Long Island notables were also in attendance including author Nelson DeMille and Peter Tilles, a prominent developer. As guests mingled they also were treated to a special show of vintage bridal gowns staged throughout the house, many of the dresses dating back to the 1900’s and some worn by member of the Phipps family.
Proceeds from the event and the silent auction went toward the estate. Beverage and tasting sponsors included Banfi Vintners, Bryant and
Cooper Steak House, Chi, Dessert Diva, Elegant Affairs Catering, Jeff Lawton Catering, La Bottega, Robbins Wolfe Eventuers and Sterling Affair Caterers.
Friday, 17 May 2013 00:00
Fifteen members of the Green Vale Pacers, a girls’ running club, ran the 5K Race of the Long Island Marathon held at Eisenhower Park on May 4. All fifteen finished the race and a few finished at the top of their age divisions and within the top ten for all 354 female racers.
Friday, 10 May 2013 00:00

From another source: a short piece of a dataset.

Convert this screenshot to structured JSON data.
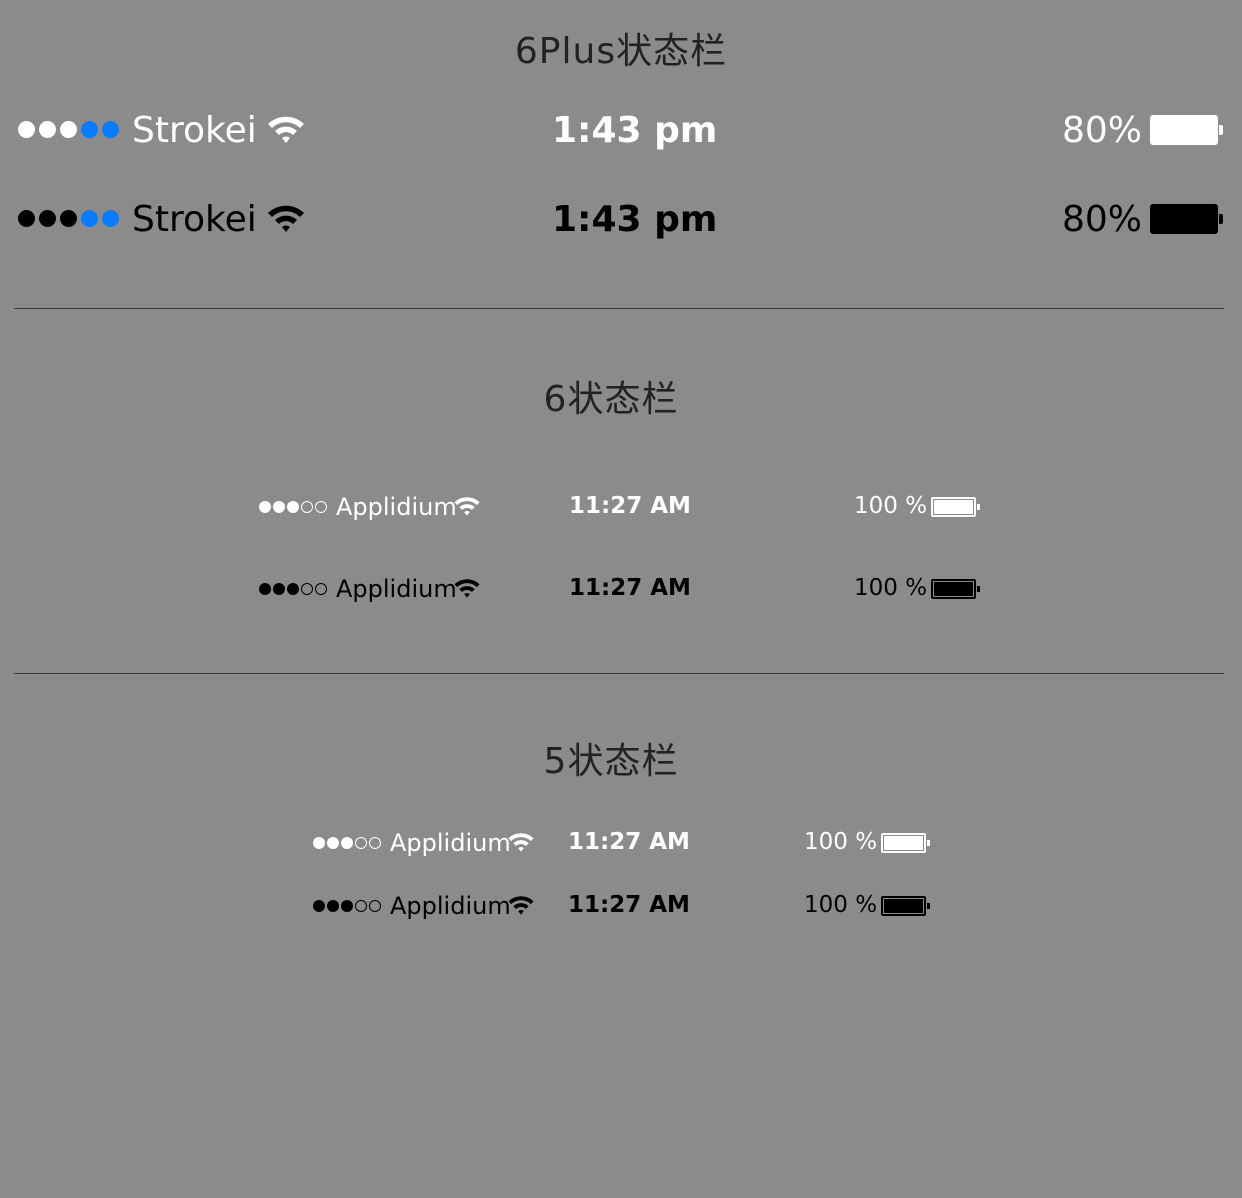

Fifteen Wheatley High School students have been recognized by the Nassau County Interscholastic Athletic Association for their exceptional performance in athletics, scholarship and leadership qualities for the winter 2012-2013 season. All winter teams were recognized as NYS Scholar/Athlete Team Award winners. The Boys Indoor Track team was crowned NYS State Scholar Athlete Team Champions. The Boys Varsity Basketball team won the Nassau County Class B Championship.